The Byzantine Empire continued for about 1, years after the fall of the Western Roman Empire. Like the emperors of the Western Roman Empire, the emperor of the Byzantine Empire was its absolute ruler.
Also like the Western Roman Empire, the Byzantine emperors struggled to keep Germanic peoples, Huns, and others out of their lands. The language used in the Eastern Empire (known also as the Byzantine Empire) was Greek, while the language of the Western Empire continued to be Latin.
In the fifth century AD, the barbarians sacked Rome. That event marked the beginning of the end of the Western Roman Empire. However, the Western Church survived. Eastern Orthodox Church—Christian church which was created (in ) because of differences with Christianity in the Western Roman Empire 3.
Greco-Roman—culture which is a blending of classic Roman and Greek culture 4. Hagia Sophia—Byzantine Christian Church originally built by Emperor Justinian and modified by the Ottoman Turks 5.
Byzantine Architecture, East and West. The Roman Emperor Flavius Justinianus was not born in Rome, but in Tauresium, Macedonia in Eastern Europe in about His place of birth is a major factor why the reign of the Christian Emperor changed the.

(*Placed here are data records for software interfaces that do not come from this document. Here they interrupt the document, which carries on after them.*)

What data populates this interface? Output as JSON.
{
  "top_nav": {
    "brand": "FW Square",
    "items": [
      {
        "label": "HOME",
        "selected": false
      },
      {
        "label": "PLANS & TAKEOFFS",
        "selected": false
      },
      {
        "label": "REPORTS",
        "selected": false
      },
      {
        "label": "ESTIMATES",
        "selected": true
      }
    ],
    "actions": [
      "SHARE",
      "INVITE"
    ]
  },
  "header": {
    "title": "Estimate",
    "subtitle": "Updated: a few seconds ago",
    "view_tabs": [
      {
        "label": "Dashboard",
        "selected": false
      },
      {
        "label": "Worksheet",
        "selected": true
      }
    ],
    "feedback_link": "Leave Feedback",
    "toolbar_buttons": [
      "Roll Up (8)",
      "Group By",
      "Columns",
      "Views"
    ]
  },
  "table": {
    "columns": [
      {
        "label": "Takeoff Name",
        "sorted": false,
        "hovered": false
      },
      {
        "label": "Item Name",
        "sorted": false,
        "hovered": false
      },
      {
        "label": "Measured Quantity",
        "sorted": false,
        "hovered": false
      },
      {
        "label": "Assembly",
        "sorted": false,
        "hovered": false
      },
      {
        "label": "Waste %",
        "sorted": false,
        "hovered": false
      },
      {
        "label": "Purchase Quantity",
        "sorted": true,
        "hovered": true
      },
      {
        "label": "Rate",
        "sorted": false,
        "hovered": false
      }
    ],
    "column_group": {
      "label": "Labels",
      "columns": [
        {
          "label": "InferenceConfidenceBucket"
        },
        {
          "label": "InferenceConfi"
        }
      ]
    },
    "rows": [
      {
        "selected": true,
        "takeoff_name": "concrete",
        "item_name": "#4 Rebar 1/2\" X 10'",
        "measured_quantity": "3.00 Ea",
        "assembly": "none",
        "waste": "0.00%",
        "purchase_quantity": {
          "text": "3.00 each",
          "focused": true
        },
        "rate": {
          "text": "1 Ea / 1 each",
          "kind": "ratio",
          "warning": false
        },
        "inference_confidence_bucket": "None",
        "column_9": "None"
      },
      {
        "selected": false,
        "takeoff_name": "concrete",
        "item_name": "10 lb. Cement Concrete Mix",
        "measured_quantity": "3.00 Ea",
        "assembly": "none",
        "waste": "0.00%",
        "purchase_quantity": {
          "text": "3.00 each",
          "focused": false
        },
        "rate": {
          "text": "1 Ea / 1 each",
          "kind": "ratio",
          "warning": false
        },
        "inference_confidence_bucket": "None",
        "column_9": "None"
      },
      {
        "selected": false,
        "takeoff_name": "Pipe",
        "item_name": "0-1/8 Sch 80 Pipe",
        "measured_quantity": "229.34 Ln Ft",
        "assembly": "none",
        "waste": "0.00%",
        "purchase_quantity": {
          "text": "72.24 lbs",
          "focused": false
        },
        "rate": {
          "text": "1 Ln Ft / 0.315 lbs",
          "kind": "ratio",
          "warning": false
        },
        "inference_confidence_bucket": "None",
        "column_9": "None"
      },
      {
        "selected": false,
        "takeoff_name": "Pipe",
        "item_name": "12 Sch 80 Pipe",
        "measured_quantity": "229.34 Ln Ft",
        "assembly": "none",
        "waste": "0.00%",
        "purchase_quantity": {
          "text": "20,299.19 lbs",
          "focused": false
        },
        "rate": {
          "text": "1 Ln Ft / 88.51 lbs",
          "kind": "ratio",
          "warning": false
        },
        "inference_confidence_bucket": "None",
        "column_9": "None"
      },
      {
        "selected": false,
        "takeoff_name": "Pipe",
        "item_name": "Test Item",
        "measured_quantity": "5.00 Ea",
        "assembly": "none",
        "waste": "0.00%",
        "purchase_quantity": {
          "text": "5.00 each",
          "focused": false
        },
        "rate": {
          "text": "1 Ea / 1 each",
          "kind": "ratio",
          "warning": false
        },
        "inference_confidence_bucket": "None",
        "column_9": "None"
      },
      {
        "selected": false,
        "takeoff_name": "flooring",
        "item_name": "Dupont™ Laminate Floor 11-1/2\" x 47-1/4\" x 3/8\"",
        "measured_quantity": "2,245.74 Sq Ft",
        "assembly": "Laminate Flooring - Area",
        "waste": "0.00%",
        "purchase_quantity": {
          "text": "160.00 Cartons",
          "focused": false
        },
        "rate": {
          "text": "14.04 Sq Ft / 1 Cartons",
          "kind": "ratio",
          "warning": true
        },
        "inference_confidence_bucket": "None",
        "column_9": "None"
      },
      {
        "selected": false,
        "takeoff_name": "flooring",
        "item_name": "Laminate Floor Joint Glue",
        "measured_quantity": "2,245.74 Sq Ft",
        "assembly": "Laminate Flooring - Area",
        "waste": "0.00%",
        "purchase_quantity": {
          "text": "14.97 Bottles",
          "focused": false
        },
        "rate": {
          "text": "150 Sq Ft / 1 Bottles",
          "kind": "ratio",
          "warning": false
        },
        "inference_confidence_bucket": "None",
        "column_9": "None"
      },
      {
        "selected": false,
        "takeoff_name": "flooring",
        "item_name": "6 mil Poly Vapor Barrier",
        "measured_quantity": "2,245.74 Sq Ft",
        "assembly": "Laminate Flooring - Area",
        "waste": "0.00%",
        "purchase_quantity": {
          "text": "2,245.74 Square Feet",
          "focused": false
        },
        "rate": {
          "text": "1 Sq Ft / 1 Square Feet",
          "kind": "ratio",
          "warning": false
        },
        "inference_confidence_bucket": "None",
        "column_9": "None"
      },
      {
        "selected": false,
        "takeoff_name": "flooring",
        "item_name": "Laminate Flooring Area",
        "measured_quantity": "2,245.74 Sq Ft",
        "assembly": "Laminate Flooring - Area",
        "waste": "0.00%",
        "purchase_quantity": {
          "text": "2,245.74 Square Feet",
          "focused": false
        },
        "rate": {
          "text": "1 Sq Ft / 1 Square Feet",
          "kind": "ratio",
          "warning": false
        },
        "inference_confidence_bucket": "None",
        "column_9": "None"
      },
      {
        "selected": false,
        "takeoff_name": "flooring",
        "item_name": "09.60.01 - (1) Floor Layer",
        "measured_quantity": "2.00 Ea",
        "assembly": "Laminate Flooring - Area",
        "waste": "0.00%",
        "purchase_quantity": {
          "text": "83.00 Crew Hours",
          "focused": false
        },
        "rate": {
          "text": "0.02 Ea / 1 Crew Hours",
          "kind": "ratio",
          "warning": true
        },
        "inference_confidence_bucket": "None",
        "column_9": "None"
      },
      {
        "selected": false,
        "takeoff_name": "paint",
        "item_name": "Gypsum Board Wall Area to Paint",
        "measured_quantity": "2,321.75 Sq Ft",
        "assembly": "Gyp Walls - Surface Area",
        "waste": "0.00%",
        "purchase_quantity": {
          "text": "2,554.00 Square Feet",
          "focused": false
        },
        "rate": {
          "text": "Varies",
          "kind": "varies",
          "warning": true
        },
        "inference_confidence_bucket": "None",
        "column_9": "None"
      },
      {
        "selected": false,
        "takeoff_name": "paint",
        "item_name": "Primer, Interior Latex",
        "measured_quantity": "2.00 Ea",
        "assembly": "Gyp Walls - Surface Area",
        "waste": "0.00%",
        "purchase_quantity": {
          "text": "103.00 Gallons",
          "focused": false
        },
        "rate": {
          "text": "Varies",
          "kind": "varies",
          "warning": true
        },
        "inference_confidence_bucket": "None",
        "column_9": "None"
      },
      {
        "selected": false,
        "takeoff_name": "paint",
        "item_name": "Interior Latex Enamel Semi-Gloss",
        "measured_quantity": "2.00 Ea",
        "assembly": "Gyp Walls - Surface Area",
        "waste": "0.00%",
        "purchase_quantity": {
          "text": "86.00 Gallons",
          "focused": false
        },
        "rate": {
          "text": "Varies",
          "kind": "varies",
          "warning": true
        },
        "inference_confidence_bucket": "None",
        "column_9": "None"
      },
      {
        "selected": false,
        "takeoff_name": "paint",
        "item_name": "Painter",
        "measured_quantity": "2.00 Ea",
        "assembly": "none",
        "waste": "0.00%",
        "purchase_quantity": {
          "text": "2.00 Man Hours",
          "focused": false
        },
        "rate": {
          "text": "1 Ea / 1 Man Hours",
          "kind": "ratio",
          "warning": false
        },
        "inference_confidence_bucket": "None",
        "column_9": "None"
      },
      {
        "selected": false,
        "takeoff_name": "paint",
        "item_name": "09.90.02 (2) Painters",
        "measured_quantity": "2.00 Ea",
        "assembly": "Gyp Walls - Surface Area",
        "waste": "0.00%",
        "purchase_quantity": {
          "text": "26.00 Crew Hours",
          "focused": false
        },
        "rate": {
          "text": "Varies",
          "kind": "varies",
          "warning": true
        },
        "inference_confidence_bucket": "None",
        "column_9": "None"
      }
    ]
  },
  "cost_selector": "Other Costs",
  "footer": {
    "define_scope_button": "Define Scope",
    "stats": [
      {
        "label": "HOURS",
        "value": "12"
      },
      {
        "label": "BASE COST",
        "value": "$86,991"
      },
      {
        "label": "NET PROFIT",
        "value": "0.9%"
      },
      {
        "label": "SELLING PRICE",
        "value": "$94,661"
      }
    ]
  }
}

The status of Hagia Sophia as the centre of Eastern Christianity, its stature as the then largest church in the world, and its centrality to the Byzantine Empire made it into a powerful symbol. Final split of the Christian Church into the Roman Catholic Church and Greek Orthodox Church.
Weapon used by the Byzantine Empire which destroyed Arab Muslim ships. Crusades. The battle which halted the Muslim invasion in the West. Cyrillic Alphabet. Start studying Christianity, Fall of Rome, Byzantine Empire. Learn vocabulary, terms, and more with flashcards, games, and other study tools.
non-Christian. New Testament. the collection of the books of the Bible that were produced by the early Christian church, Gospel records.
Heresy. Constantinople) and Roman Catholic Church (West.The Russian Greek Catholic Church (Russian: Российская греко-католическая церковь, Rossiyskaya greko-katolicheskaya tserkov), or Russian Catholic Church, is a sui iuris Byzantine Rite Eastern Catholic ically, it represents the first reunion of members of the Russian Orthodox Church with the Roman Catholic Church.The Church Divides During the Byzantine Empire, Christianity underwent a dramatic development.
Christianity had begun to develop differently in the Western and Eastern Roman Empires, due largely to the distance and lack of contact between the two regions.
As the Eastern Empire became Byzantium and flourished, those differences grew.